Writing for the Warrior, the official journal of the Gerry Spence Trial Lawyers College, Ken recalls one of his most recent cases that reminded him of why trial lawyers do what they do, “for the good of the order,” so to speak.
There are a plethora of books and resources to improve your technical skills. But among the countless tomes and guides on shelves these days, Rick Friedman’s On Becoming a Trial Lawyer provides a decidedly fresh perspective on the mechanics and traits necessary to become an effective trial lawyer.
Ken reviews Charles Duhigg’s “The Power of Habit: Why We Do What We Do in Life and Business” and Atul Gawande’s “Checklist Manifesto.” Understanding the nature of habit and learning how we can harness its power—both to maintain good habits and change bad habits—allows us to greatly improve our abilities as trial lawyers.
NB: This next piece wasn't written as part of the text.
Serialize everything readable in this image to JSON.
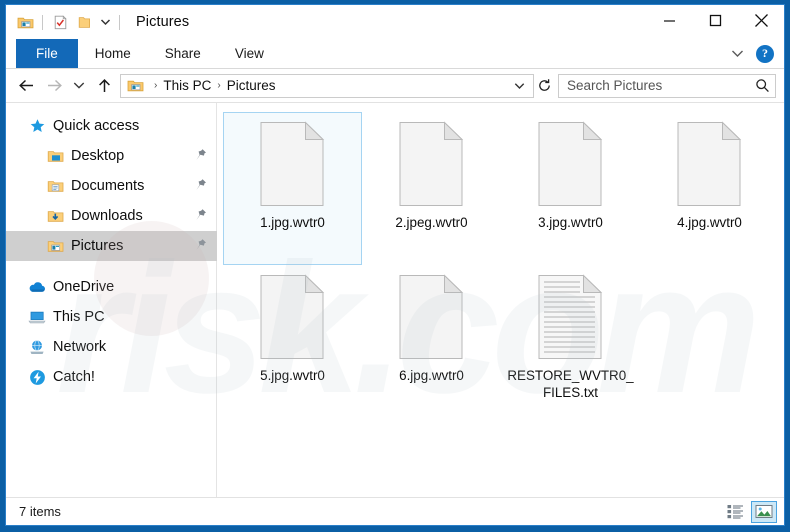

Since the establishment of the Trial Lawyer’s College in 1994, three people have served as President of the venerable Wyoming-based school: Gerry Spence, legendary trial lawyer and TLC founder; Jude Basile, “One of America’s finest” according to Spence; and now John Sloan, a 1998 TLC graduate and Texas-based attorney who described his recent election as a “humbling, but daunting moment”. Ken sits down with Sloan for a candid Q&A in this edition of the Warrior.